- [WORK TASK] Could every line below be written out exactly as it appears?

Stored entries:
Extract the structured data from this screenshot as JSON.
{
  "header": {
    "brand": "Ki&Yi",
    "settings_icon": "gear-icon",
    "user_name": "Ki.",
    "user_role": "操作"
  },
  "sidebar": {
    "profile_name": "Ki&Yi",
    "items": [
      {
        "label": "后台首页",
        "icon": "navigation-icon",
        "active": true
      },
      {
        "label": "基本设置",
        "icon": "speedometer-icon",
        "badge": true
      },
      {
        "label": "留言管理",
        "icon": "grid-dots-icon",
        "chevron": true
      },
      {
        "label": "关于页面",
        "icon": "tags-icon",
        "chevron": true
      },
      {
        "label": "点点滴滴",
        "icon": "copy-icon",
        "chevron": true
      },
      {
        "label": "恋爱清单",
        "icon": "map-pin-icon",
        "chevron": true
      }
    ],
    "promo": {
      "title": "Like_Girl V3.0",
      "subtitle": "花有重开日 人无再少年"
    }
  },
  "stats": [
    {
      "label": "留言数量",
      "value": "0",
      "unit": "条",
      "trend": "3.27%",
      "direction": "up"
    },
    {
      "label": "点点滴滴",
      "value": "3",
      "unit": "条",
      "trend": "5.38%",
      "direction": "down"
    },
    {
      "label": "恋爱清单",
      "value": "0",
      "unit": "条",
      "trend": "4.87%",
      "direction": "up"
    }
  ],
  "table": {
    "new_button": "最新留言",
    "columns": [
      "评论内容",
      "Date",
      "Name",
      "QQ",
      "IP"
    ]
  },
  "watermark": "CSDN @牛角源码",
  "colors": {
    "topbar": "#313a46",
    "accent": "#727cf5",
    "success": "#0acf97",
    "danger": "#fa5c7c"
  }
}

- [SOLUTION FOR THIS EXERCISE]
Extract the structured data from this screenshot as JSON.
{
  "header": {
    "brand": "Ki&Yi",
    "settings_icon": "gear-icon",
    "user_name": "Ki.",
    "user_role": "操作"
  },
  "sidebar": {
    "profile_name": "Ki&Yi",
    "items": [
      {
        "label": "后台首页",
        "icon": "navigation-icon",
        "active": true
      },
      {
        "label": "基本设置",
        "icon": "speedometer-icon",
        "badge": true
      },
      {
        "label": "留言管理",
        "icon": "grid-dots-icon",
        "chevron": true
      },
      {
        "label": "关于页面",
        "icon": "tags-icon",
        "chevron": true
      },
      {
        "label": "点点滴滴",
        "icon": "copy-icon",
        "chevron": true
      },
      {
        "label": "恋爱清单",
        "icon": "map-pin-icon",
        "chevron": true
      }
    ],
    "promo": {
      "title": "Like_Girl V3.0",
      "subtitle": "花有重开日 人无再少年"
    }
  },
  "stats": [
    {
      "label": "留言数量",
      "value": "0",
      "unit": "条",
      "trend": "3.27%",
      "direction": "up"
    },
    {
      "label": "点点滴滴",
      "value": "3",
      "unit": "条",
      "trend": "5.38%",
      "direction": "down"
    },
    {
      "label": "恋爱清单",
      "value": "0",
      "unit": "条",
      "trend": "4.87%",
      "direction": "up"
    }
  ],
  "table": {
    "new_button": "最新留言",
    "columns": [
      "评论内容",
      "Date",
      "Name",
      "QQ",
      "IP"
    ]
  },
  "watermark": "CSDN @牛角源码",
  "colors": {
    "topbar": "#313a46",
    "accent": "#727cf5",
    "success": "#0acf97",
    "danger": "#fa5c7c"
  }
}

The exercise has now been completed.